### WORK TO BE COMPLETED
Only the total should be returned: the number of lines in the data that hold the string "count".

[Dataset rows describing interfaces]
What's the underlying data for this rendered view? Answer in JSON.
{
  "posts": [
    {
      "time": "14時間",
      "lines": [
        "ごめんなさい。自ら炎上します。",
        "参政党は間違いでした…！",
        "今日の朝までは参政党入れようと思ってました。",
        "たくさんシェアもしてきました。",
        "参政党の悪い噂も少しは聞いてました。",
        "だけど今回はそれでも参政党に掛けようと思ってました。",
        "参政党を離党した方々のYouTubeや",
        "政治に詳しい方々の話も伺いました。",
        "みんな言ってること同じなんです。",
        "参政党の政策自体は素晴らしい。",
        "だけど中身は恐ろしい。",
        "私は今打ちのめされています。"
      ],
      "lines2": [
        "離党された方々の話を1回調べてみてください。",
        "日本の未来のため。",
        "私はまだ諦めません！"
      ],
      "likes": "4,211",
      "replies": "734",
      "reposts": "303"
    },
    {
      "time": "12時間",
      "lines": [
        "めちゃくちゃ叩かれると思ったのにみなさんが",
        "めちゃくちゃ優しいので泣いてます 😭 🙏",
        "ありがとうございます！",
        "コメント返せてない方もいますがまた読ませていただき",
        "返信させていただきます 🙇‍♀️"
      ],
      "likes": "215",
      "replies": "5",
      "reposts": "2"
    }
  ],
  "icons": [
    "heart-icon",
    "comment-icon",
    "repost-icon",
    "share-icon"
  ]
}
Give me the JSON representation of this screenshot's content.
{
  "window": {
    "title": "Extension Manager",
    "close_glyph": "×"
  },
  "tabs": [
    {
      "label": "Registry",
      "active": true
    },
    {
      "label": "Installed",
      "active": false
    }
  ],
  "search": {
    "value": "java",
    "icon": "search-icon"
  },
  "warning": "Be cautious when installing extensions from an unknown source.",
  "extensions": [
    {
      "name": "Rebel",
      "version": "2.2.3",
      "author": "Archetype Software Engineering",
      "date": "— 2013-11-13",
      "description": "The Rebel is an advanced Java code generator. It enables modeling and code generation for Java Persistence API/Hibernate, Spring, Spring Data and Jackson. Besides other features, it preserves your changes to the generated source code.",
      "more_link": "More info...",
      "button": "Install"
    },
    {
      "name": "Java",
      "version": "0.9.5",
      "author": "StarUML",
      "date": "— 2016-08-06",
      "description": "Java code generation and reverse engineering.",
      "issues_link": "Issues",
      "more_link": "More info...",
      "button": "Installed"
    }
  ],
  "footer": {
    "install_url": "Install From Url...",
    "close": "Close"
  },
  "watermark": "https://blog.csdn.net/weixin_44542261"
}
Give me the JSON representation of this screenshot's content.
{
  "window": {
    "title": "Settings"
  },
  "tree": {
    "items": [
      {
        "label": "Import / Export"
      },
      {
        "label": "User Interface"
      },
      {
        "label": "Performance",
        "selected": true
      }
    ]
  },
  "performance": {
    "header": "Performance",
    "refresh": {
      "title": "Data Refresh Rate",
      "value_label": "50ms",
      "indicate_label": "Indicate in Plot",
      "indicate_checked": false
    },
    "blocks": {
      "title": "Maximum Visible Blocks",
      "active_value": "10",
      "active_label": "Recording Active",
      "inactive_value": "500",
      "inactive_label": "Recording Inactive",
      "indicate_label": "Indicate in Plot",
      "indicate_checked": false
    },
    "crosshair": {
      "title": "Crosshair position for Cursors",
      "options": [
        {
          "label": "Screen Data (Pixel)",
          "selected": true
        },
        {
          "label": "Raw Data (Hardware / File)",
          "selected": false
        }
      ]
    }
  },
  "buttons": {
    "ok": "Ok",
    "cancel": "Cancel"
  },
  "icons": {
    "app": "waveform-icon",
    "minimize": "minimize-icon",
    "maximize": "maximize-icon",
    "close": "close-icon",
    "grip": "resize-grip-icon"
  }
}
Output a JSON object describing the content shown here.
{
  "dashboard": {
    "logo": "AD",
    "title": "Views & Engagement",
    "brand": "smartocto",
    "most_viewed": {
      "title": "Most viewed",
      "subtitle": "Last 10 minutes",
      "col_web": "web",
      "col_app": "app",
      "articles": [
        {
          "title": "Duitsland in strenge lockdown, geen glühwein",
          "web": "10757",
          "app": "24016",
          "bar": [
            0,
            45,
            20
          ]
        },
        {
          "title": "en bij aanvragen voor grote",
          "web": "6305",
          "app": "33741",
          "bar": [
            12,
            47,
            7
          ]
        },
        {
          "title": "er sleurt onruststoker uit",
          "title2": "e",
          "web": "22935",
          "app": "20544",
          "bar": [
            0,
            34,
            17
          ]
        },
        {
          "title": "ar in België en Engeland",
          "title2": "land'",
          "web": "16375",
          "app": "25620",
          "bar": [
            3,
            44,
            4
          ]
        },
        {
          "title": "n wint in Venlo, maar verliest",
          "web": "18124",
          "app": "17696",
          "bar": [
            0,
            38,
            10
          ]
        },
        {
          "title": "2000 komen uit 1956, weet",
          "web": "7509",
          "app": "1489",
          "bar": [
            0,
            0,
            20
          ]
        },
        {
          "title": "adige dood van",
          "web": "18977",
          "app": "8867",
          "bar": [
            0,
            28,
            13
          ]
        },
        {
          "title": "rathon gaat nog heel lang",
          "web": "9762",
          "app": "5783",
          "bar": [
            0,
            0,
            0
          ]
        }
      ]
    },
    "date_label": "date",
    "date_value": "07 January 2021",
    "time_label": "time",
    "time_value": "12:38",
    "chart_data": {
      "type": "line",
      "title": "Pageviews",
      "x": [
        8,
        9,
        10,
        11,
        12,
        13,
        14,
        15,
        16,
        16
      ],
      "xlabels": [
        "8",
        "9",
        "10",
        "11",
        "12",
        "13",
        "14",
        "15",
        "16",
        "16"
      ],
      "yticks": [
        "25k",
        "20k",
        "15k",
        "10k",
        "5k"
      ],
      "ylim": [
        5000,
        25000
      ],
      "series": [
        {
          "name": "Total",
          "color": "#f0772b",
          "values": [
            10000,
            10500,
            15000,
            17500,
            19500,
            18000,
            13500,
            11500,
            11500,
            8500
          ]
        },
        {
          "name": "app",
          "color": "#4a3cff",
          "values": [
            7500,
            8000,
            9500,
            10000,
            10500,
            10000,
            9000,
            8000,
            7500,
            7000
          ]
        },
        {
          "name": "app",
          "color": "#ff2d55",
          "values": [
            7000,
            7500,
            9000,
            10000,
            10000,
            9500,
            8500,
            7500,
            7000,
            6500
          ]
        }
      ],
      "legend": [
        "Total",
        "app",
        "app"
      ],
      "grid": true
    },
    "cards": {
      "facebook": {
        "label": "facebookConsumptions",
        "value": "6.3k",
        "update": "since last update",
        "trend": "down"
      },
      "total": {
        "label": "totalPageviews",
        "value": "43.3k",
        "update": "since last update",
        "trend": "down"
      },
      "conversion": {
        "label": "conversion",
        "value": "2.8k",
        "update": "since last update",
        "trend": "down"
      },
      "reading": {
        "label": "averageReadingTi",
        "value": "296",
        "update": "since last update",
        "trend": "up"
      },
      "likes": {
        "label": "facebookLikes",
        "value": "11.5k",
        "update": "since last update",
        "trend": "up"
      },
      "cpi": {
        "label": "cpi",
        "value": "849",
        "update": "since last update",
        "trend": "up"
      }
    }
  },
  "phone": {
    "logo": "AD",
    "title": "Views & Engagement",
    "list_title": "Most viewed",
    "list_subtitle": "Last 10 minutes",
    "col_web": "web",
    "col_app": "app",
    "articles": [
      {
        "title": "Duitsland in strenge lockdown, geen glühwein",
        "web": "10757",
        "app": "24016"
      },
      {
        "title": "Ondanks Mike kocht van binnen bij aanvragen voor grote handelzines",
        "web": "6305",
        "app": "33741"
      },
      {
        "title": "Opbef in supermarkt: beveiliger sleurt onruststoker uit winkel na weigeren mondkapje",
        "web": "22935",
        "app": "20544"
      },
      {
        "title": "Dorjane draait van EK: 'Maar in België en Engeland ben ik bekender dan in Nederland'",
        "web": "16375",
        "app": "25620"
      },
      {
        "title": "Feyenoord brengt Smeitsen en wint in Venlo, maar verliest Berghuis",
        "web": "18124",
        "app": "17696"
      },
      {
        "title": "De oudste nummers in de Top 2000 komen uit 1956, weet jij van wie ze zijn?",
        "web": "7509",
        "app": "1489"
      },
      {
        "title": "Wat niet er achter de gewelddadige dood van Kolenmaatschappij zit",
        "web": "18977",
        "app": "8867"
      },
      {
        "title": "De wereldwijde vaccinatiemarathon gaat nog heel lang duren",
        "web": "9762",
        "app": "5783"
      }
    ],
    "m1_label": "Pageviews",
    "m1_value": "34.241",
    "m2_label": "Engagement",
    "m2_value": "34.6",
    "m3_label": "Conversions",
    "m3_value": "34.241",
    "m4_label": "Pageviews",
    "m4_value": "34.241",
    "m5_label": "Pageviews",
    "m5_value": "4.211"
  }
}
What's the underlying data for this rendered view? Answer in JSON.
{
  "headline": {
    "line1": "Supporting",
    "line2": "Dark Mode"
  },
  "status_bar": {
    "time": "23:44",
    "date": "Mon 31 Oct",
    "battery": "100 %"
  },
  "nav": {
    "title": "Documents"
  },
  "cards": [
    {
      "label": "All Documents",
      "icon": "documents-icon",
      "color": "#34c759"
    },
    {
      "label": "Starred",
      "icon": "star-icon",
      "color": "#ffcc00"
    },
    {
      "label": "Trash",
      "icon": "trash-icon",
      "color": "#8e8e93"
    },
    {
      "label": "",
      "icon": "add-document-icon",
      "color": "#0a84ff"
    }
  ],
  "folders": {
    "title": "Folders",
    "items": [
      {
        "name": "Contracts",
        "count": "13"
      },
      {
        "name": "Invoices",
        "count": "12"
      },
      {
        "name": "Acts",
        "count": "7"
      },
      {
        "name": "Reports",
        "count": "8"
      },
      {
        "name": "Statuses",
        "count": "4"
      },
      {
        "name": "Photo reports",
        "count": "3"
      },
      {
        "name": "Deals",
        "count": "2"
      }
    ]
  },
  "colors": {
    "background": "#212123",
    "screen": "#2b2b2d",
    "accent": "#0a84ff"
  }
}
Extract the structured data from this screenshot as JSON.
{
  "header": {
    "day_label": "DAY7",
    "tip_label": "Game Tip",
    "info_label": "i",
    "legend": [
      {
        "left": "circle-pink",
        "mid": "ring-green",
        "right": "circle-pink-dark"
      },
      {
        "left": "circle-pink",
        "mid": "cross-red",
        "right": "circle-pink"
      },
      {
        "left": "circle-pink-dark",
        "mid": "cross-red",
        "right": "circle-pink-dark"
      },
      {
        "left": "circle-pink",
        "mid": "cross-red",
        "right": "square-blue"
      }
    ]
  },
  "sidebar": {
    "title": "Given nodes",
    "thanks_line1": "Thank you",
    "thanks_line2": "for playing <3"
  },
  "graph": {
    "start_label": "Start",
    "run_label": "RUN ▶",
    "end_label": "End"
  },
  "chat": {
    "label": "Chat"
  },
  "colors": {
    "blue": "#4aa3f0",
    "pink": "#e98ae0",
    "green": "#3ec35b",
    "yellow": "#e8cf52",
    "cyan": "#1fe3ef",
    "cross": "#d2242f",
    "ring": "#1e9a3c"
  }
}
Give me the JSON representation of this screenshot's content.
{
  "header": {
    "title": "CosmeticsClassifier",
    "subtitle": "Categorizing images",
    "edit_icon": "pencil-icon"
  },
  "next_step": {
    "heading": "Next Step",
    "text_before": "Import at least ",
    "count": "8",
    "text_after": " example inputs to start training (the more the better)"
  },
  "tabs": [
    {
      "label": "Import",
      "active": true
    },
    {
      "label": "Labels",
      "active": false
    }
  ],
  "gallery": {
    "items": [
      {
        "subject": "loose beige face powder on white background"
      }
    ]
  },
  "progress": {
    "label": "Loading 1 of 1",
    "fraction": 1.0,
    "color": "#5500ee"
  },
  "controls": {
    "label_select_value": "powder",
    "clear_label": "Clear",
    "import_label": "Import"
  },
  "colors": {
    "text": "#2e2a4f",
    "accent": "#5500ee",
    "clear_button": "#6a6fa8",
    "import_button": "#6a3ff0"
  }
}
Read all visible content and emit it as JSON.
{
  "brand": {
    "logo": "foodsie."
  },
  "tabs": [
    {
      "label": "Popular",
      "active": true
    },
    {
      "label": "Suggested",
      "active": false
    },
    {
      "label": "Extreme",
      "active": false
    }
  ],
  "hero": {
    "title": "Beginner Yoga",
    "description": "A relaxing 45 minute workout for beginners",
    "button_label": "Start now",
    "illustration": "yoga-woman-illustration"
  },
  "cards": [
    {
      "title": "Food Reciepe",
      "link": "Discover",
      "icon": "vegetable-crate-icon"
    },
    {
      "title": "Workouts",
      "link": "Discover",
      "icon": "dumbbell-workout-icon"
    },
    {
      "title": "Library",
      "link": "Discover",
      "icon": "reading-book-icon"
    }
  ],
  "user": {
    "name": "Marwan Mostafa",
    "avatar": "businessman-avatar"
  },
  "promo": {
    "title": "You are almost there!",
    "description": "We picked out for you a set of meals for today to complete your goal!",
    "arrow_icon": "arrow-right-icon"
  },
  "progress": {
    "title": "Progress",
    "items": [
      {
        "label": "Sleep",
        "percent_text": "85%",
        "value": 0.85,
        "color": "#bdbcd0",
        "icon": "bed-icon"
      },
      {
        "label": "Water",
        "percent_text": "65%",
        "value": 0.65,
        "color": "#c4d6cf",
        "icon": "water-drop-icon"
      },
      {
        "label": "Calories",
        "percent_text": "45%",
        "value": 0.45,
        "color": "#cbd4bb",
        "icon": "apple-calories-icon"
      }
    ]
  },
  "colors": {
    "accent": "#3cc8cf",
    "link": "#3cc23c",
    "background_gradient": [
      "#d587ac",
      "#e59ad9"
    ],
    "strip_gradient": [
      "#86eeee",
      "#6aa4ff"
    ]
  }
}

### EXERCISE SOLUTION
8